There was magic in the six Schubert-Liszt pieces. The first and second pieces were slow, and she took us to great heights. The fourth piece, Der Doppelgänger, depicts the speaker visiting the place where his love once lived and sees a double of himself there. Schubert, in his intimate mastery of telling a story with music sets a slow and complex vocal line against soft, long piano chords to invoke the sensation of the speaker's intractable melancholy against the unstoppable passage of time. The transcription of the Doppelgänger is difficult to pull off on piano because of its extreme slowness–tones die away very fast on the piano with notes this long, and most of the charm of the melody is in the way the singer's voice rises and falls on a note while the piano's chords die away. Frankly, it is one of my favorite pieces of all time, and though I personally take issue with the piece because the piano (a percussion instrument, as Ms. Lisitsa was apt to point out) can't be made to deliver a melody quite as convincingly as a good singer might, her performance of it was a runaway success.
The Erlkönig and Ständchen are the two most famous transcriptions, Ständchen having one of the most famous melodies in the world. Erlkönig is through-composed but very strophic, and Ständchen is strictly strophic, but each work has a technically demanding climax towards the end where the piece either speeds up or the texture gets thicker, and each time when it did, the problem of rushing through dramatic climaxes reared its unwelcome head. Though in the Erlkönig it was somewhat fitting with the drama of the story (you owe it to yourself to look up the poem by Goethe), it was maddening in the echo section of Ständchen.
The Schubert impromptu was perfect for her. Everything the music demanded, she provided: full tone, clear touch, humor, darkness when the variations went into the minor mode–she had it all. She finished the impromptu and, taking us by surprise, proceeded uninterrupted into the Totentanz (Dance of Death).

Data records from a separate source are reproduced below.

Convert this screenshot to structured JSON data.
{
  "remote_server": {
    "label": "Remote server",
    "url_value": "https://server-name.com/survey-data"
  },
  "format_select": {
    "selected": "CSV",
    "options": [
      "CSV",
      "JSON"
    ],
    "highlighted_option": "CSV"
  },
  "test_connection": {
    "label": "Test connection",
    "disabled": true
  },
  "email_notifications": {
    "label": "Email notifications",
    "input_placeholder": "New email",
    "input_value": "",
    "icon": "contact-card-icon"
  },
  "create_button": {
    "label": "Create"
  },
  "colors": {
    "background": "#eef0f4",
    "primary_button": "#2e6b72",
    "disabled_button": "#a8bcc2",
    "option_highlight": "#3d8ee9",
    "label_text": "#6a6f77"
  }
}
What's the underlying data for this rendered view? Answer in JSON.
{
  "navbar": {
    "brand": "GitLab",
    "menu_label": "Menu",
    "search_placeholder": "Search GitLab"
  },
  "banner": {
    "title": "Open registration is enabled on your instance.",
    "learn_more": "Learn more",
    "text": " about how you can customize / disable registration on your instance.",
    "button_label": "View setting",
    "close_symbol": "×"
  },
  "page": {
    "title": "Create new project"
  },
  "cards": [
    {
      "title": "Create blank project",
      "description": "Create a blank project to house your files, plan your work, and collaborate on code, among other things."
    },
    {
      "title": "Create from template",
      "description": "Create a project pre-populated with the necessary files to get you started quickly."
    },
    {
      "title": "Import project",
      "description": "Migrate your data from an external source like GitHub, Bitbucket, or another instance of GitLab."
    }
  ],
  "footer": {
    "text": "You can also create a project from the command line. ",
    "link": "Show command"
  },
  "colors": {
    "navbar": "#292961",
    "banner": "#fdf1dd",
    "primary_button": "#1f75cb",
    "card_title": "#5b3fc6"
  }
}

The youtube video of her performing this piece is breathtaking. The Totentanz is 15 minutes of a sort of pyrotechnic extemporization, and it might be a really dramatic showpiece in the hands of an artist with just the right amount of volatility and control. Ms. Lisitsa played some parts of it better than in the video and some not as well. There is a section right before the middle of the piece where after a big buildup, the main theme is played with high speed repeated notes. In that moment, at that crucial juncture, where her playing and dexterity were most exposed, she balked: she pedaled through it, losing the bullet-like clarity of the passage, and then played some of her few exposed wrong notes of the evening.
After the Totentanz, she was called back to the stage three times, after which, she gave an "oh, I suppose" head nod to the piano and gave a very soft, understated performance of Für Elise by Beethoven. In that rondo, there are two contrasting sections that virtuosos often blitz through. Ms. Lisitsa tastefully did no such thing.
My impression of the evening was that Ms. Lisitsa is an artist with a vibrant temperament and who frequently plays with abandon–she more often chooses to "let herself go" with the music–but not [yet] one of knowing restraint or probing intelligence or scrupulous attention to detail. Her virtuoso playing is extremely good, but it wasn't tempered enough to give the Godowsky the élan that makes the piece sound as dashing as it is. It's the highly intelligent and very unusual artist who can pull off the taxing programming decision to play seven Chopin nocturnes in a row. The moments that require subtlety in playing Chopin are pretty straightforward, but in Mozart they are not, and we noticed. Her tone and touch were gorgeous in all the pieces (especially the 12th Hungarian Rhapsody), even though her structural understanding sometimes left the pieces feeling overlong or winded. Her damming of the torpedoes in the final climax of the Totentanz was welcome and exciting, but in the Nocturnes, and the lieder transcriptions, it was just...a little too much excitement.